LUSAKA (Reuters) - Zambia’s acting president Guy Scott rejected calls by cabinet ministers for him to resign on Wednesday as two sides within the ruling party intensified a power struggle ahead of an election next month.
The Patriotic Front (PF) has been rocked by a bitter leadership dispute since president Michael Sata died in October and was replaced by his deputy Scott, who become Africa’s first white head of state in 20 years.
Fourteen out of 17 PF ministers supported a vote of no confidence against Scott - who ineligible to run in the Jan. 20 election - and called for an urgent cabinet meeting to discuss his removal, foreign affairs minister Harry Kalaba said.
“As cabinet we have noted that Dr Scott has persistently worked against the interest of the party,” Kalaba said in a statement on behalf of the 14 ministers.
“Clearly the confidence and trust we reposed in Dr Scott was totally misplaced and he has since abused our trust.”
Scott said the law supported his position and he would not resign. “I will not be blackmailed to allow the illegal use of government resources for partisan interests. I will abide by the law,” he said in a statement.
Scott himself is ineligible to run for president because his parents were born abroad.
Cabinet ministers have the right to remove the president in an official vote but Scott said in his statement that only he could call and chair such a meeting, making a vote unlikely.
Zambia’s high court declared defence minister Edgar Lungu the PF’s candidate this month but a faction loyal to Scott elected economist Miles Sampa as its leader and said it would take the matter to the supreme court.
The supreme court sent the case back to the high court to give Sampa a hearing that is expected to take place on Thursday.

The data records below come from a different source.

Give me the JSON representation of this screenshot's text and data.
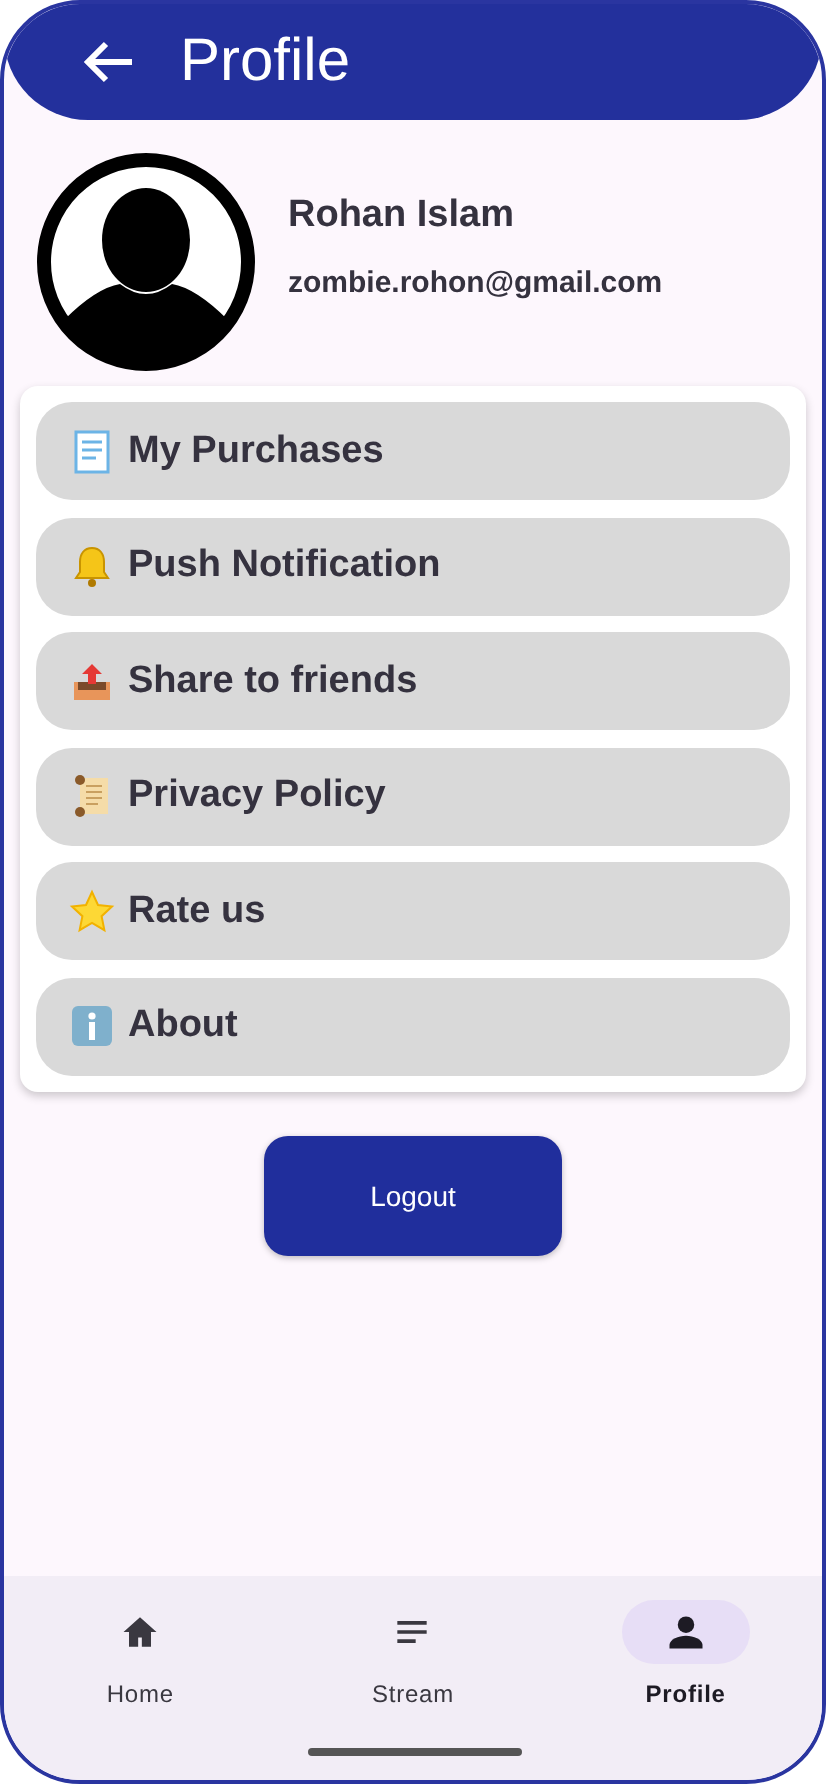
{
  "app_bar": {
    "title": "Profile"
  },
  "profile": {
    "name": "Rohan Islam",
    "email": "zombie.rohon@gmail.com"
  },
  "menu": [
    {
      "label": "My Purchases"
    },
    {
      "label": "Push Notification"
    },
    {
      "label": "Share to friends"
    },
    {
      "label": "Privacy Policy"
    },
    {
      "label": "Rate us"
    },
    {
      "label": "About"
    }
  ],
  "logout_button": {
    "label": "Logout"
  },
  "bottom_nav": [
    {
      "label": "Home",
      "selected": false
    },
    {
      "label": "Stream",
      "selected": false
    },
    {
      "label": "Profile",
      "selected": true
    }
  ]
}
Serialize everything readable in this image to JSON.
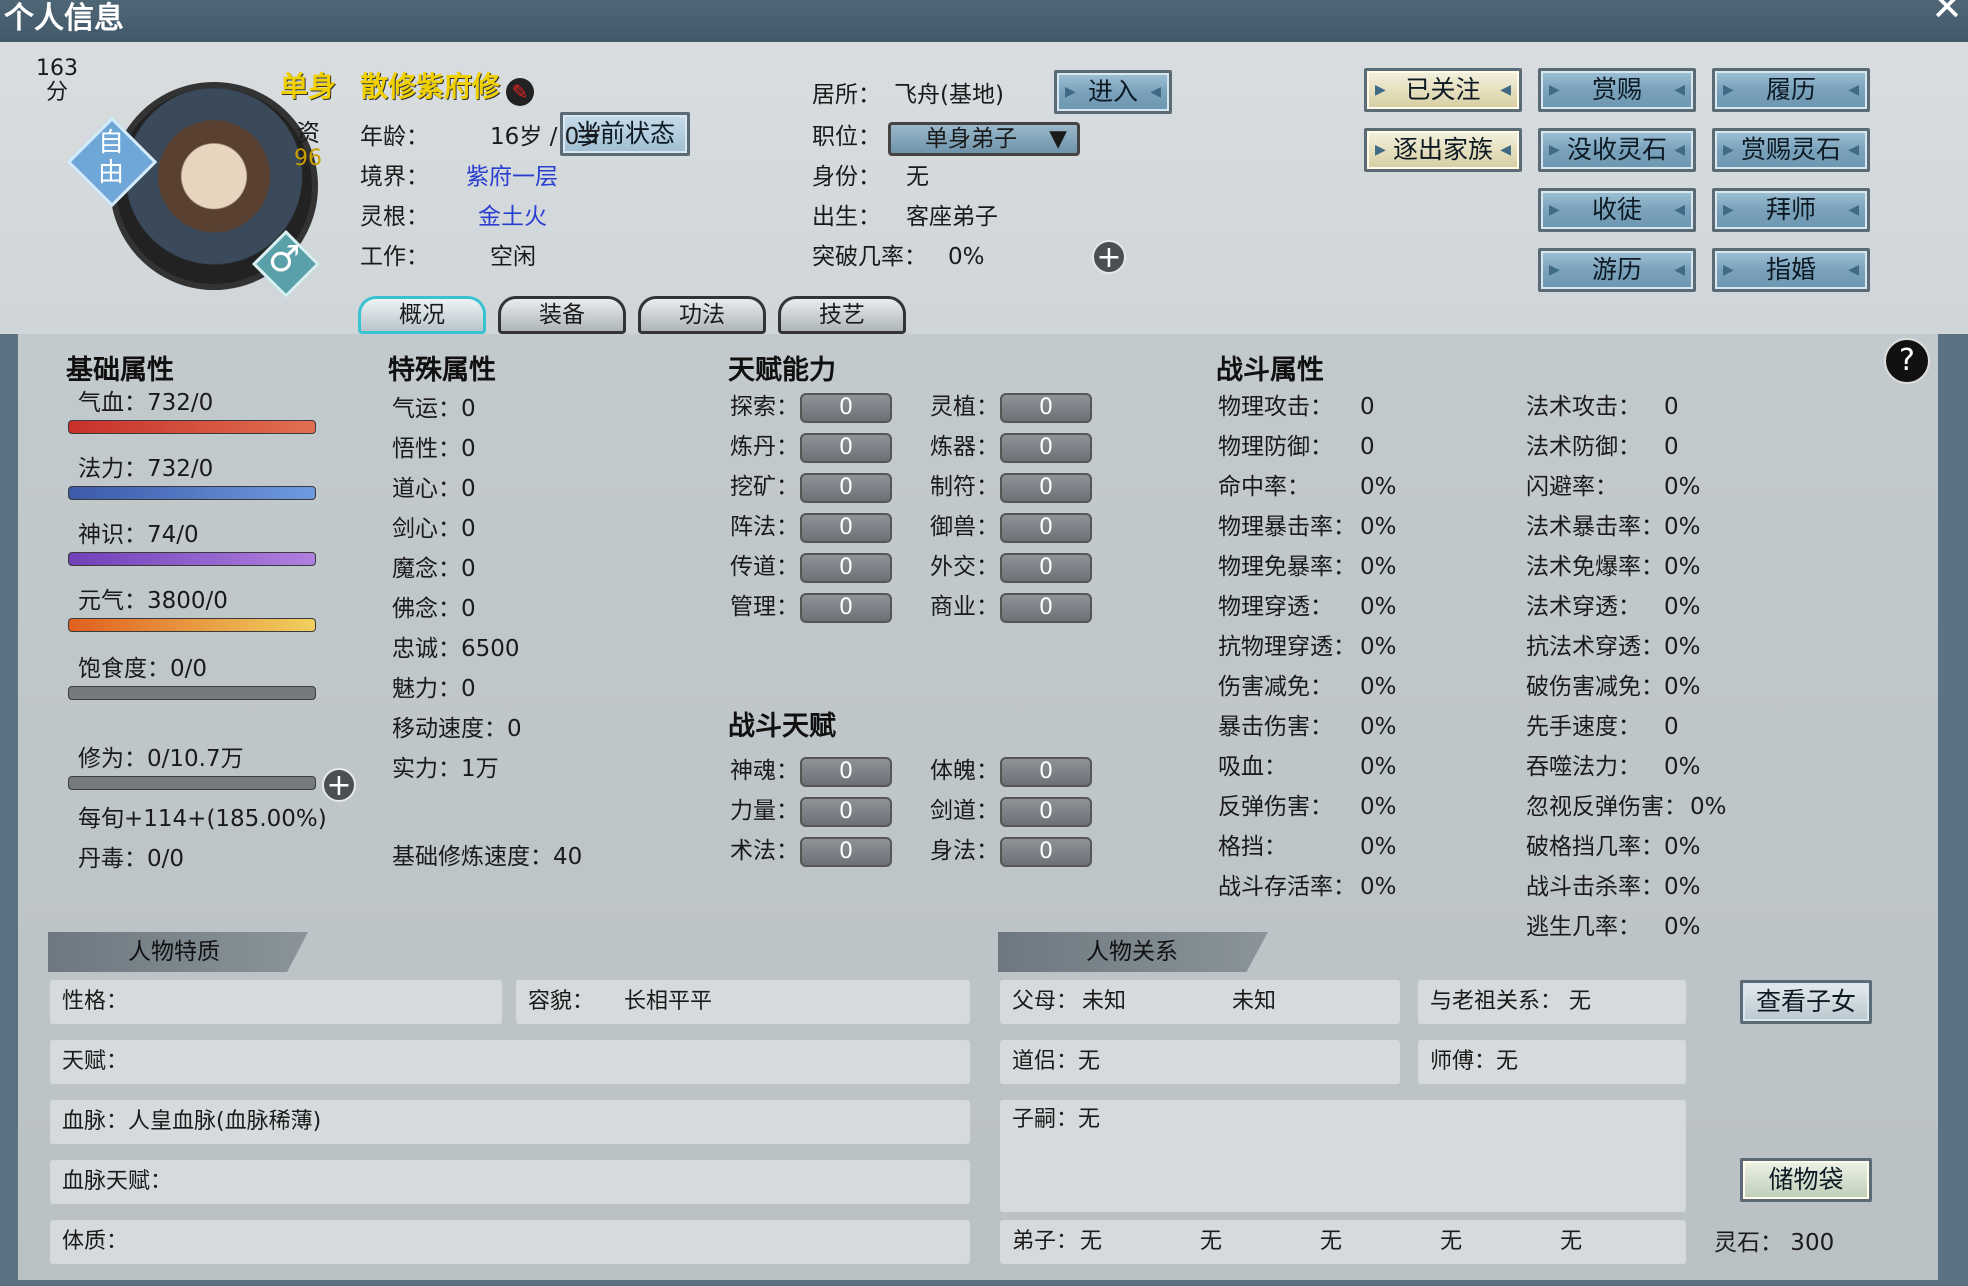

Questions about Zambia’s stability arose when Scott fired Lungu as PF secretary-general on Nov. 3, without explaining why, before reinstating him a day later after street protests.
Divisions in the PF could open the door to an opposition party candidate winning the election, an outcome that would create political uncertainty in one of Africa’s most promising frontier markets.
Additional reporting by David Dolan in Johannesburg; Writing by Joe Brock; Editing by Dominic Evans